WORK ITEM =
Nothing but a number is wanted: the count of lines in the records below that include "selected".

RECORD EXCERPTS =
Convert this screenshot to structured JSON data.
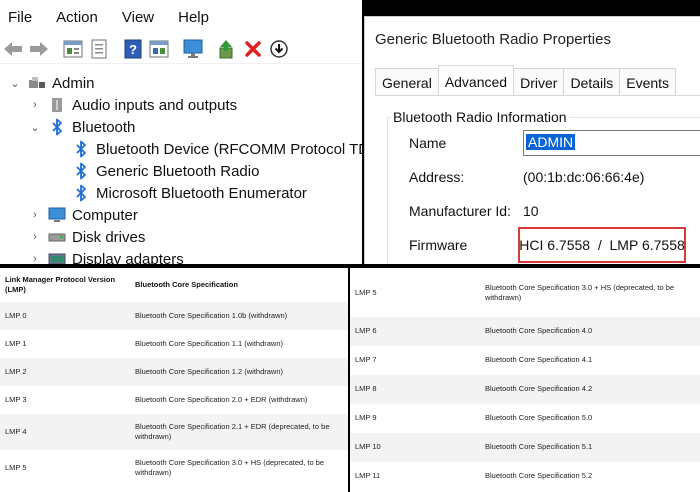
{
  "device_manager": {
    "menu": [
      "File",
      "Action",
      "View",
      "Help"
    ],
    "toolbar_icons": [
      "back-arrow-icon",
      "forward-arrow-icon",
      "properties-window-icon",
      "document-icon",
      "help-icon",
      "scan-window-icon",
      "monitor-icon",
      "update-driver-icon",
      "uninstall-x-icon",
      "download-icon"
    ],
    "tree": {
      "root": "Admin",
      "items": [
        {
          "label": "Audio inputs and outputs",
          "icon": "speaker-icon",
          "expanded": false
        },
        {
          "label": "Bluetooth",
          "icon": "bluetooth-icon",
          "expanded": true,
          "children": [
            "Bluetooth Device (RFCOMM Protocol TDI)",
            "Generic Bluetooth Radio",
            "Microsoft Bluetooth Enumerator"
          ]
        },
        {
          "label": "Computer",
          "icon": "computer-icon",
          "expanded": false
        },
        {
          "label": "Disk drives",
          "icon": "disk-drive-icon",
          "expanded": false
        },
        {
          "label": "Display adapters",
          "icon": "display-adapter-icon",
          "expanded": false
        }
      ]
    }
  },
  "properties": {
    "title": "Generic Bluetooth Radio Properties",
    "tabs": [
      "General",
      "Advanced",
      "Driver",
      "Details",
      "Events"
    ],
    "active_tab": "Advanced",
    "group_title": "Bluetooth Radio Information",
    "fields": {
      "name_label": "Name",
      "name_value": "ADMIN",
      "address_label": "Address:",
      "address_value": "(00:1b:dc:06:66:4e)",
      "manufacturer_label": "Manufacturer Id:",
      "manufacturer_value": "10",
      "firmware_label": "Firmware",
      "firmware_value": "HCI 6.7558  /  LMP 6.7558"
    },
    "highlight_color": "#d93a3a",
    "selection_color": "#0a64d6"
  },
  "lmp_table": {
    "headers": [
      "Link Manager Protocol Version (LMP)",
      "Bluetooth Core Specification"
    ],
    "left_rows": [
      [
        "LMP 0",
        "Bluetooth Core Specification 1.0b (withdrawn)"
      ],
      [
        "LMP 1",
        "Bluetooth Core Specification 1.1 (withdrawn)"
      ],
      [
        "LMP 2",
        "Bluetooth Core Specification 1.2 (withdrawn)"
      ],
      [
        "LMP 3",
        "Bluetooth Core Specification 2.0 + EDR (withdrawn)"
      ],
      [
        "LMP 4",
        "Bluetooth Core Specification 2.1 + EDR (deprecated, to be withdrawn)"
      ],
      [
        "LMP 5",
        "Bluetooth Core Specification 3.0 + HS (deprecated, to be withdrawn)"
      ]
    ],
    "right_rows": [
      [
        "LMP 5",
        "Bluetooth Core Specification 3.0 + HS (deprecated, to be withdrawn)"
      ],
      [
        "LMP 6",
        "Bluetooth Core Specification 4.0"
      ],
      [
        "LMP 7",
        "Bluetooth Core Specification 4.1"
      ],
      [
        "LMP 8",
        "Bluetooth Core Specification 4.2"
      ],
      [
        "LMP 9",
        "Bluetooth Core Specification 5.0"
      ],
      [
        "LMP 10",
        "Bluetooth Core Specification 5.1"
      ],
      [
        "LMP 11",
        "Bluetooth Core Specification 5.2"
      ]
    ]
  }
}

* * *

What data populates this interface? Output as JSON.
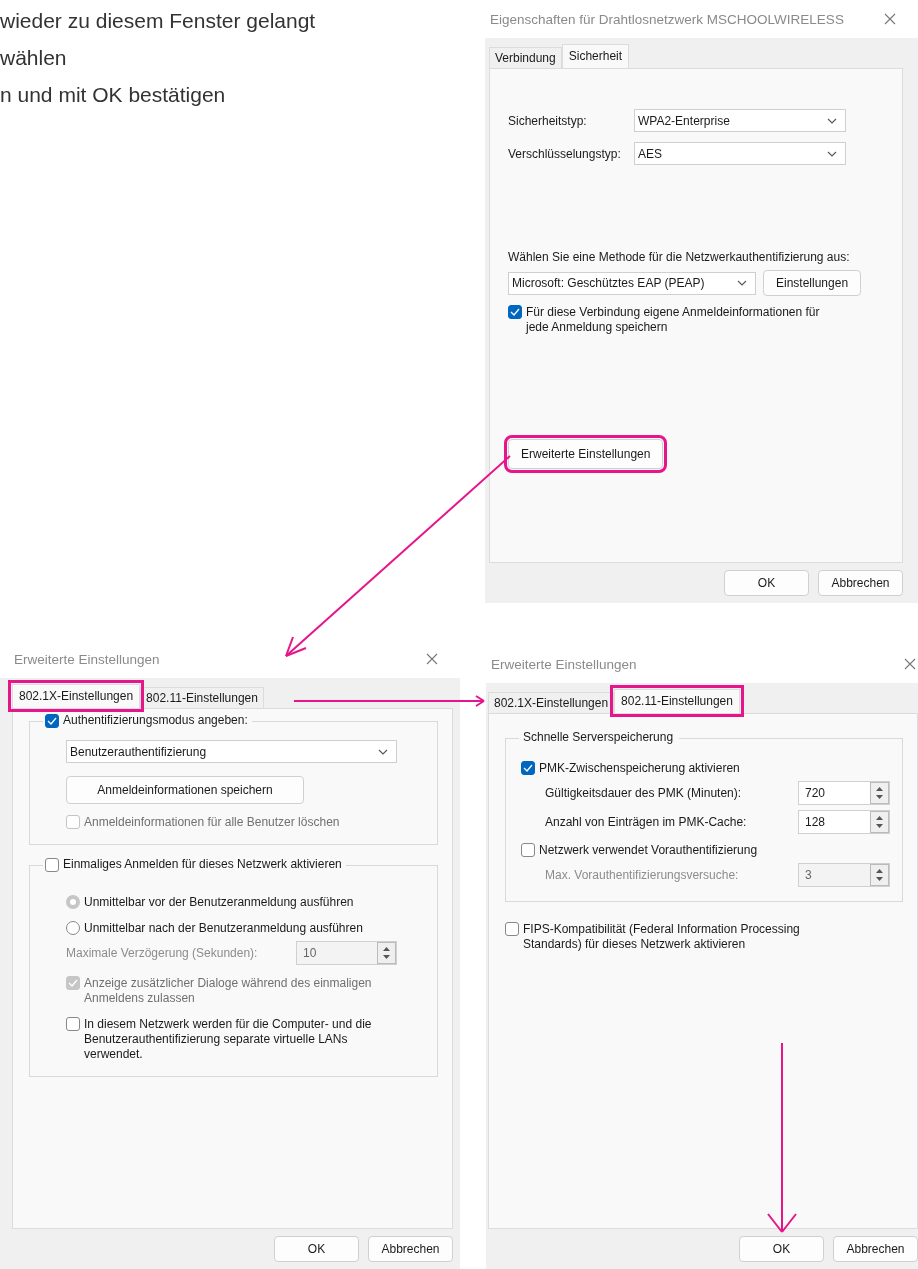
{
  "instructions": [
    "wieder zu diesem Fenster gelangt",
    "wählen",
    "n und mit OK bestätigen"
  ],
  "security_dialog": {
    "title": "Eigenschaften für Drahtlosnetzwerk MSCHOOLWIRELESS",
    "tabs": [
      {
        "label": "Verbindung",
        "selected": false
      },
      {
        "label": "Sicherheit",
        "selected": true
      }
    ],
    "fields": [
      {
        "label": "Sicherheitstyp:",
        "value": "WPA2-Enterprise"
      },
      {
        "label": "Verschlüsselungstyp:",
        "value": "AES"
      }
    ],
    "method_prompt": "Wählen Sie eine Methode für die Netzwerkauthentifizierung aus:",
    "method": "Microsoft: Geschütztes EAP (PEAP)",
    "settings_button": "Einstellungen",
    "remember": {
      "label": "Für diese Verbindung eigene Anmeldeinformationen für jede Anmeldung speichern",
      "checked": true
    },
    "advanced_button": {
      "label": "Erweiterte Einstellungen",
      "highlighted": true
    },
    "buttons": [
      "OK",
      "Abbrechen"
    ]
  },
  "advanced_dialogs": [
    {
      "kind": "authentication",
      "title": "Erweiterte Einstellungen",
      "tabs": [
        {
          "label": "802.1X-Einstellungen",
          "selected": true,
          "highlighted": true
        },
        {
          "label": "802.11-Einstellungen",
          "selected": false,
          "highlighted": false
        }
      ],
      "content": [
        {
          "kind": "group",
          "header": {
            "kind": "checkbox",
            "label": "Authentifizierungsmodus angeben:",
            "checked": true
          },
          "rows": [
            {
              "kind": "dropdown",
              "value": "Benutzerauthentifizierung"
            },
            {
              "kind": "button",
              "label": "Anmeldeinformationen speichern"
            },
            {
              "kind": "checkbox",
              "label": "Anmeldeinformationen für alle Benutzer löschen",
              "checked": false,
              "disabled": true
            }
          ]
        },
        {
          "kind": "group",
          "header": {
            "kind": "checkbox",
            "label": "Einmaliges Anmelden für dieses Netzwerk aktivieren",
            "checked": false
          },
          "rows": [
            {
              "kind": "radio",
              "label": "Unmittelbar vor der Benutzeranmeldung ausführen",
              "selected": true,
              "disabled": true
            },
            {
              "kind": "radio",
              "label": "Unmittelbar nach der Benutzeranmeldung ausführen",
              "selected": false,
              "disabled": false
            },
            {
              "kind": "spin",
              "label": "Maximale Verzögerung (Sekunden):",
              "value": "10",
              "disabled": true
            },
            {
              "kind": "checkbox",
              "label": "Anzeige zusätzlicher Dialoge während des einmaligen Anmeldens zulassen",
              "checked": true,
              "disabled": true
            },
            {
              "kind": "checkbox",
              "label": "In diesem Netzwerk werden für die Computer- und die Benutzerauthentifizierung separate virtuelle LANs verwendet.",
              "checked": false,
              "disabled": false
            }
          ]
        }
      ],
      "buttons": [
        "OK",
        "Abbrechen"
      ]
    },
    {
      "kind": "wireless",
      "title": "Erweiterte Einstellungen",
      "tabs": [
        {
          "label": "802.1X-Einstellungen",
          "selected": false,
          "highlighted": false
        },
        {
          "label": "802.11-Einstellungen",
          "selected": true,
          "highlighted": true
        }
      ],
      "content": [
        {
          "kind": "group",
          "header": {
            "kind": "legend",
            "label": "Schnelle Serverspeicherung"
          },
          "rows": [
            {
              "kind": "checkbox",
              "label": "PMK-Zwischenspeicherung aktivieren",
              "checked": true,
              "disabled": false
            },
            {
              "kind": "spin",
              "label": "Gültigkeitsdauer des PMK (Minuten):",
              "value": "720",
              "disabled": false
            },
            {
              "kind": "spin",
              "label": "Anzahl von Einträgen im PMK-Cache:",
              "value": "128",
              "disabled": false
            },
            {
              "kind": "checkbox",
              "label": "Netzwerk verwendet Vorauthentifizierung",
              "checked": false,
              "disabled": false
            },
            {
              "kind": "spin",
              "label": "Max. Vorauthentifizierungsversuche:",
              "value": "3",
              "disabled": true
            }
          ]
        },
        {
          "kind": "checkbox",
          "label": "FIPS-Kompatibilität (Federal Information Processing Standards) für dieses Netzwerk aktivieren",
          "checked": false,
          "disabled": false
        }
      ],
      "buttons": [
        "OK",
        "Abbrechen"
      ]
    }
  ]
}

ANSWER TO THE PROBLEM =
8